This little device is a prototype cellphone based on the ATmega128 microcontroller (translated). It boasts a 2.4″ touchscreen display which serves as the keypad, and uses the SIM100S module which takes care of the GSM radio communications. But the hardware isn’t the only attractive part. Judging from the screen shots a fair amount of time went into building the user interface too.
We seem to have a bounty of cellphone builds recently. This one is quite clean, and boasts a smaller footprint, and larger screen than this barebones example. There is a white paper available if you’re interested in digging a little deeper than the overview post. But it’s written in Czech and we didn’t see a way to provide a machine translation other than copying the text from the PDF file and pasting it into a translator.
This tiny line-following robot is quite impressive. It’s [Ondrej Stanek’s] second take on the design, which he calls PocketBot 2. Just like the earlier version, this robot is small enough to fit in a matchbox, but it’s received several upgrades in this iteration.

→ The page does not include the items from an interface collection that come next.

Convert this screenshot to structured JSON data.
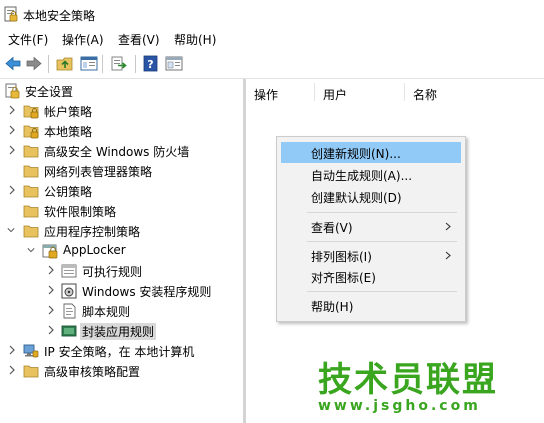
{
  "window": {
    "title": "本地安全策略"
  },
  "menu": [
    "文件(F)",
    "操作(A)",
    "查看(V)",
    "帮助(H)"
  ],
  "toolbar": {
    "icons": [
      "back-arrow-icon",
      "forward-arrow-icon",
      "up-folder-icon",
      "show-hide-tree-icon",
      "export-list-icon",
      "help-icon",
      "properties-icon"
    ]
  },
  "tree": [
    {
      "label": "安全设置",
      "icon": "security-settings-icon",
      "level": 0,
      "expander": "none"
    },
    {
      "label": "帐户策略",
      "icon": "folder-lock-icon",
      "level": 1,
      "expander": "collapsed"
    },
    {
      "label": "本地策略",
      "icon": "folder-lock-icon",
      "level": 1,
      "expander": "collapsed"
    },
    {
      "label": "高级安全 Windows 防火墙",
      "icon": "folder-icon",
      "level": 1,
      "expander": "collapsed"
    },
    {
      "label": "网络列表管理器策略",
      "icon": "folder-icon",
      "level": 1,
      "expander": "none"
    },
    {
      "label": "公钥策略",
      "icon": "folder-icon",
      "level": 1,
      "expander": "collapsed"
    },
    {
      "label": "软件限制策略",
      "icon": "folder-icon",
      "level": 1,
      "expander": "none"
    },
    {
      "label": "应用程序控制策略",
      "icon": "folder-icon",
      "level": 1,
      "expander": "expanded"
    },
    {
      "label": "AppLocker",
      "icon": "applocker-icon",
      "level": 2,
      "expander": "expanded"
    },
    {
      "label": "可执行规则",
      "icon": "executable-rules-icon",
      "level": 3,
      "expander": "collapsed"
    },
    {
      "label": "Windows 安装程序规则",
      "icon": "installer-rules-icon",
      "level": 3,
      "expander": "collapsed"
    },
    {
      "label": "脚本规则",
      "icon": "script-rules-icon",
      "level": 3,
      "expander": "collapsed"
    },
    {
      "label": "封装应用规则",
      "icon": "packaged-app-rules-icon",
      "level": 3,
      "expander": "collapsed",
      "selected": true
    },
    {
      "label": "IP 安全策略，在 本地计算机",
      "icon": "ip-security-icon",
      "level": 1,
      "expander": "collapsed"
    },
    {
      "label": "高级审核策略配置",
      "icon": "folder-icon",
      "level": 1,
      "expander": "collapsed"
    }
  ],
  "columns": [
    "操作",
    "用户",
    "名称"
  ],
  "context_menu": [
    {
      "label": "创建新规则(N)...",
      "highlight": true
    },
    {
      "label": "自动生成规则(A)..."
    },
    {
      "label": "创建默认规则(D)"
    },
    {
      "separator": true
    },
    {
      "label": "查看(V)",
      "submenu": true
    },
    {
      "separator": true
    },
    {
      "label": "排列图标(I)",
      "submenu": true
    },
    {
      "label": "对齐图标(E)"
    },
    {
      "separator": true
    },
    {
      "label": "帮助(H)"
    }
  ],
  "watermark": {
    "title": "技术员联盟",
    "url": "www.jsgho.com",
    "color": "#3aa61f"
  },
  "colors": {
    "highlight": "#91c9f7",
    "selected_tree": "#d9d9d9",
    "folder": "#e8c25e"
  }
}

The coin cells that ran the previous version have been replaced by a rechargeable Lithium Ion cell. The ATmega8 which controlled the first robot has been swapped out for an ATmega128 running at 32 MHz. You won’t find an IR receiver on this one either, it’s been traded for a Bluetooth module which adds a quantum leap in functionality. For instance, the graph in the upper left of this photograph shows the reflective sensor data readings used to follow the line.
There’s all kinds of great engineering in this design, which is shown off in the video after the break. One of our favorite parts is that the axles are attracted to the center of the robot by one rare-earth magnet. This keeps the rubber tires pressed against the motor spindles rather than use a gearing system.
Continue reading “Update: Tiny line-follower and more”
Those who are familiar with Atmel’s line of 8-bit AVR microcontrollers should already know that some of them have support for external RAM. But have you ever actually used this feature? We haven’t. Now you can learn how it’s done by reading through this guide. It touches on all of the hardware, but doesn’t dwell on it. Instead, you’ll get the background you need on how to write to, read from, and test an external module like the one sticking up in the image above. The test routine shows how to make sure everything’s working correctly with your memory mapping before you begin developing firmware around this increased capacity.
Many exercise machines generate electricity as you pedal or climb in order to run the on-board electronics. Unfortunately if you stop or even slow down too much the juice will die and your exercise program will reset. Wanting to improve on this gotcha, [Mike] cracked open his exercise bike and added some super capacitors.
On the circuit board he found an ATmega128 was in charge of the user interface. He probed the board a little bit and couldn’t find how it was connected to the power regulators. After some additional snooping he found it has its own SOIC regulator separate from the ones that run the display and peripherals. He takes us through the calculations he made before choosing his parts. What he ended up with is a set of three supercaps in series that add about two minutes of juice before the levels drop and the chip resets. The design of the board helped a lot as the high-load electronics (like the LCD screen) are on a separate power bus than the processor.
[Mike] built a sensor rig to measure projectile speed. The setup uses a tunnel with two sensors in it. Each consists of a laser diode on one side focused on a photodiode in the other. The two are monitored by an op amp and measured by an ATmega128 microcontroller. When the beams are broken the elapsed time between the two events is measured in order to calculate speed. There is a setting to adjust the calibration for a range of speeds, which came in quite handy as [Mike] initially tested the device with rubber bands before moving on to a pellet gun and then a rifle.
It seems like he’s tempting fate by shooting a target just a few inches below his exposed circuitry but his marksmanship prevailed. We’ve seen bullet speed detectors in the past, used just for the delight of seeing how fast the projectile is moving, and also to capture an impact at just the right instant.